“The baby?” I screamed. “You mean the baby you wanted me to kill? Or, the baby you wanted me to give away? No … no, the baby you think you're going to take from me? That baby?”
“You're hysterical. You need to calm down,” my mother said.
I glared at her, hoping she could see the hate in my eyes. “He left. He married me, and then he left.”
“Don't you get it, Barbara? Are you that stupid? He only married you to keep from going to jail for statutory rape.”
Rape? “He didn't rape me!”
“For Christ's sake, he's twice your age. Do you really think he wants to spend his time with a teenager? He's a grown man. The law says when a man his age has sex with a child, it's rape.”
“I'm not a child.”
Mom hesitated with her hand on the doorknob, turned, and said, “No, you're going to be a mother. You better start thinking like one.”
“Yeah, like you would know anything about that,” I mumbled. She shot me a look. “What?”
“It doesn't matter,” I said. No matter what I had to do, I wouldn't let my mother raise my baby.
Jon Luther Lewis, a miniature image of his father, made his entrance into the world on March 8. Overwhelmed with feelings I'd never experienced before, I cuddled the sweet-smelling, perfect, tiny bundle in my arms. “No one will ever take you away from me,” I whispered into the small, shell-like ear. “I'll take you away from here. They'll never hurt you.”
Fifteen years later and a week after the knock on the door, the harbinger of the news which is every mother's greatest fear, I stand at my son's grave. My dear son is in a box, under the ground. The choices I made killed him. I am alone.
DAYS PASS BY AS IF IN SLOW MOTION. I'm not here. I'm somewhere on the outside of the world, watching through a haze. Is that what it's like to be dead? If I kill myself, will I be reunited with my son, or lie in the ground, forgotten? Who will be left to remember my child or to mourn my passing

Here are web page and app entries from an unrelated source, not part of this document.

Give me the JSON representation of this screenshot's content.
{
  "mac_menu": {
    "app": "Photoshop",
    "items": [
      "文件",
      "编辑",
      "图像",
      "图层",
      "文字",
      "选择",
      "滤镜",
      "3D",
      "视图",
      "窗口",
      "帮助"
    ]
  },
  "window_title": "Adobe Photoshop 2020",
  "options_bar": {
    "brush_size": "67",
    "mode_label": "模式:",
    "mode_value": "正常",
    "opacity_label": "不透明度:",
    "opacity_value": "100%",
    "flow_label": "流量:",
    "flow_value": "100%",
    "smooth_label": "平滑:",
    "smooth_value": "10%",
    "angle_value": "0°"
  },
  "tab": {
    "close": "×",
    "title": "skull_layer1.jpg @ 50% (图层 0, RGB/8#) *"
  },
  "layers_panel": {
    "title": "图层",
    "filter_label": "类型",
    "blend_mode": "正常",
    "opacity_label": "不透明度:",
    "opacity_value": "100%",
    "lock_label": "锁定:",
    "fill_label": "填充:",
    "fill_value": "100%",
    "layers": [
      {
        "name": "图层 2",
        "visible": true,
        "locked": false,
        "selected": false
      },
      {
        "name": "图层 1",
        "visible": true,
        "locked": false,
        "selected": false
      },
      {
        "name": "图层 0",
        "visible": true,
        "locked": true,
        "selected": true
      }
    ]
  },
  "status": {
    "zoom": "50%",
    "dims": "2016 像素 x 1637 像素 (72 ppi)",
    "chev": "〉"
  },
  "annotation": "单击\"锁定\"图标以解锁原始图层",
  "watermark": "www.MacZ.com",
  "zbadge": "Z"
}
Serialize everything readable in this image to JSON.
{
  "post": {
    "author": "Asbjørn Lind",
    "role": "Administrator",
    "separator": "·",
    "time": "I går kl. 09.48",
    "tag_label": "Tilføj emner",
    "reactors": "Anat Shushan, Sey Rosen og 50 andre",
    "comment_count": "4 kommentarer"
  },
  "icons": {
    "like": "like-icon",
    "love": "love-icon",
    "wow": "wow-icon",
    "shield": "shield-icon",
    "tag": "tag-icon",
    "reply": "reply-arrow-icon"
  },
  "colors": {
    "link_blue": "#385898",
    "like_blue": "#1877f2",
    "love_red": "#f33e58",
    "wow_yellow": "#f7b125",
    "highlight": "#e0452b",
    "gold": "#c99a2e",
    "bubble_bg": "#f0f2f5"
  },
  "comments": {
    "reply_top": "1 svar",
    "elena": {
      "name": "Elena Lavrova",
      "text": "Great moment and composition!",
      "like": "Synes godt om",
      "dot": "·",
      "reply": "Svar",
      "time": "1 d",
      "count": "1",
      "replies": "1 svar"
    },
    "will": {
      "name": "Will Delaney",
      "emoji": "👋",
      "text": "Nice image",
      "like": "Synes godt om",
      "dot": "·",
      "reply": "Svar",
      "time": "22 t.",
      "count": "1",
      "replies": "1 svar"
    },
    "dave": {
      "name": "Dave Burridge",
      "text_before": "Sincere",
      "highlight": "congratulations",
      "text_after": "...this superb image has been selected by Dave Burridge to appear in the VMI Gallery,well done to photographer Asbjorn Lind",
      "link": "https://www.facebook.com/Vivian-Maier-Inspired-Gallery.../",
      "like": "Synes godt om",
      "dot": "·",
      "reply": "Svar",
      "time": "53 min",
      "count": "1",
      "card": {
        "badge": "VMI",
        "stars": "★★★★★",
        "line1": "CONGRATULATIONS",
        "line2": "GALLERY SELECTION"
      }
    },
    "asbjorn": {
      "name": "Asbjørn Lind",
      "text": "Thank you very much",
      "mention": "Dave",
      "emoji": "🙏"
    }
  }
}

Angel is barking. It's the postman. If I don't get to the mail, she'll tear it up. I don't know why, but when the mail comes through the slot in the door, Angel just attacks. As a result, many of my bills are sent back shredded and taped together. It's a race to the door. The dog wins, grabs a flyer, and shakes it furiously while I gather the few envelopes. I thumb through the bills on the way back to the kitchen. If I don't kill myself, I'm going to have to go back to work soon. There's a letter from my brother at the bottom of the pile.
The irony of the situation doesn't escape me. My last link to my son is the brother I've been estranged from for many years. Mom may have been an alcoholic and a pill popper, but she held the family, dysfunctional as it was, together. When she died, the tentative hold we had on each other died with her. It's like a gunshot exploded and sent us all in different directions.
One more shot of brandy, and I'll read my brother's letter. I know I shouldn't be drinking this early in the day, especially after what happened to me before, but it's the only thing that keeps me from running screaming into the street. I pick up the letter, stare at it, and lay it down. I can't read it now. I need to get cleaned up, go to the restaurant, and find out if I still have a job. The bills aren't going to pay themselves.
In the shower, my tears mingle with the hot water streaming over my body. I wish the pure clean water could wash away my sins; that I could step from the shower with my insides as clean as my outsides. I've started my life over so many times—but never without Jon. Together, we'd overcome so much, and no matter what, we always had each other. Now I have no one. I turn the hot water off. Cold water hits me like a blast of icy air. I have to stop this. It's time to pull myself together.
by Barb Rogers have rating 4 out of 5 / Based on32 votes